What we often times forget is that happiness, especially when rooted only in pleasure, is temporary. Eventually, we are faced with its sibling, the unpopular kid, and what that kid represents to all of us: life challenges and all the emotions that come with it — sadness, disappointment, misery, pain, anxiety, hate, fear, grief, stress, hopelessness, guilt, etc.

What we fail to realize is that, both the popular kid and unpopular kid are part of our lives and in order to appreciate one, we must honor and appreciate the other.

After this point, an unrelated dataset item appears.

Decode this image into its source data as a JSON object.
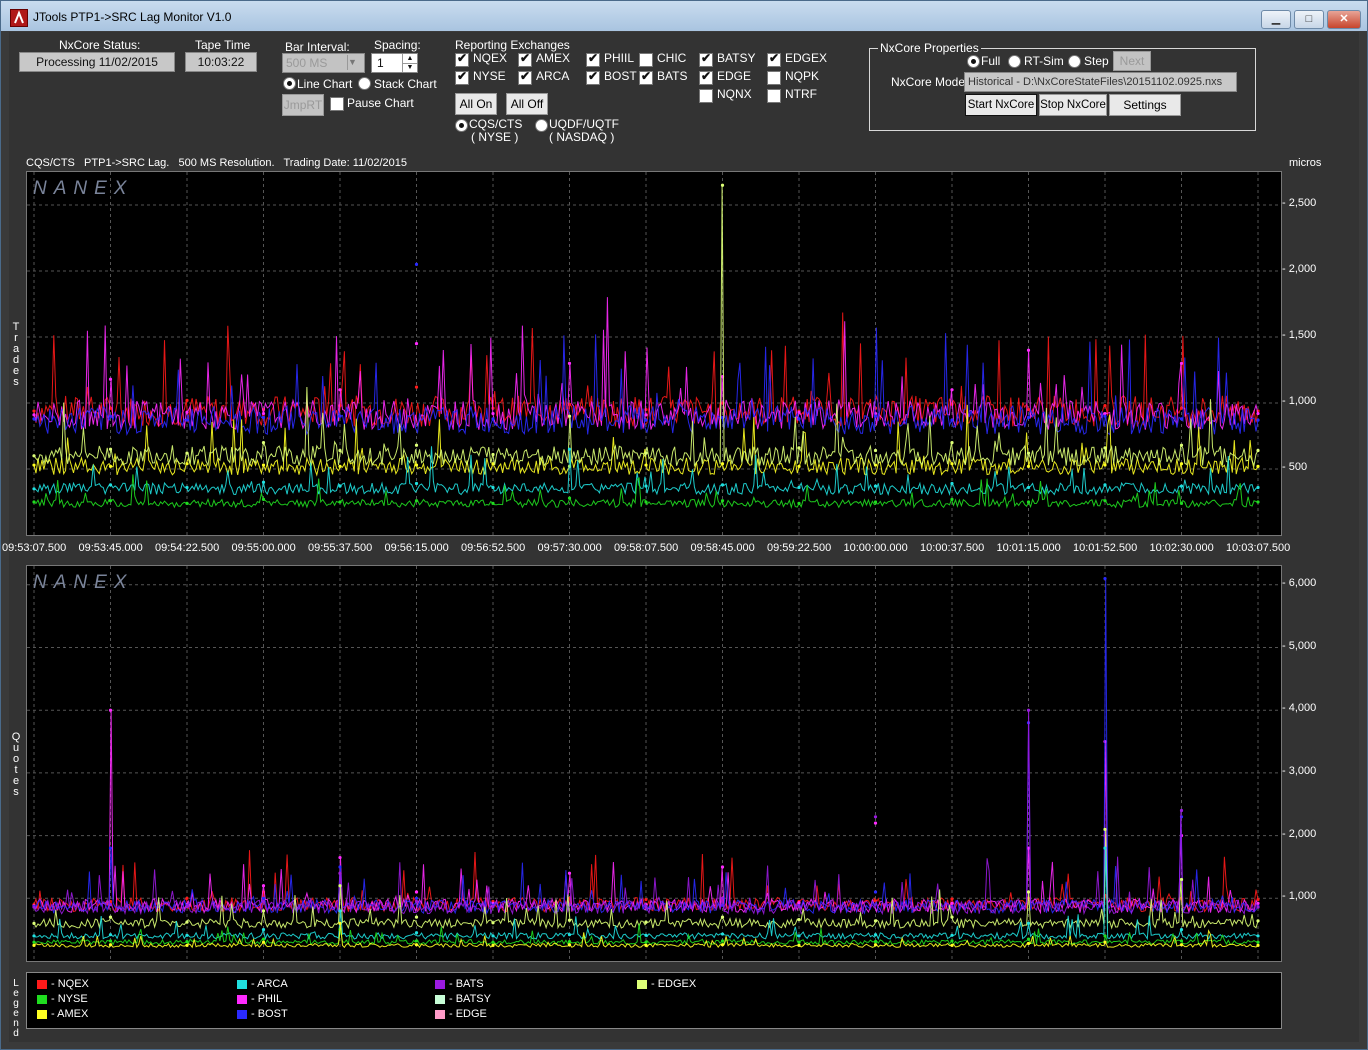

Happiness is relevant. Though it means different things to different people. Typically, when people say they want to be happy, they are saying they want a better life. After all, isn't that why most people come to counseling? They want to live better mentally and emotionally and in some instances physically, spiritually and financially. But one cannot live better on pleasure alone or challenges alone. It takes doing both. It takes living well.

What does it mean to live well?

When one seeks to live well, they go beyond happy to create reason and purpose for their lives. In doing so, they discover their value and self-worth. Their life becomes justified and they live with efficacy.

Christopher Gardner's The Pursuit of Happyness is a perfect example. At almost 30, he was a single father, living homeless and working in a training program that offered no salary. Most of us can probably agree that this does not sound like a "happy" life.

Needless to say, he was not the most popular kid, but the kid who persevered. He was resilient. He was the kid in school we would have avoided but likely learned from the most. Though he experienced pleasurable moments, he experienced many more challenges during this time in his life. Nevertheless, both his challenges and pleasurable moments were justified based on the purpose he identified for his life.

You see, when one seeks to live well, they become conscious of happiness as more than a feeling, but as a way of life. Rather than "be" happy, they consciously "do" happy. In other words, they engage in the world as it is, taking life as it comes.

So let's not just be happy. Let's consciously do happy. Live well. Think about your life's purpose. What are you called to do in the world? You may have to discover it. You may even have to create it. But it will lead you beyond happy to authenticity, integrity, love, honor, truth, beauty, loyalty, courage and freedom. You're worthy! You're worth it!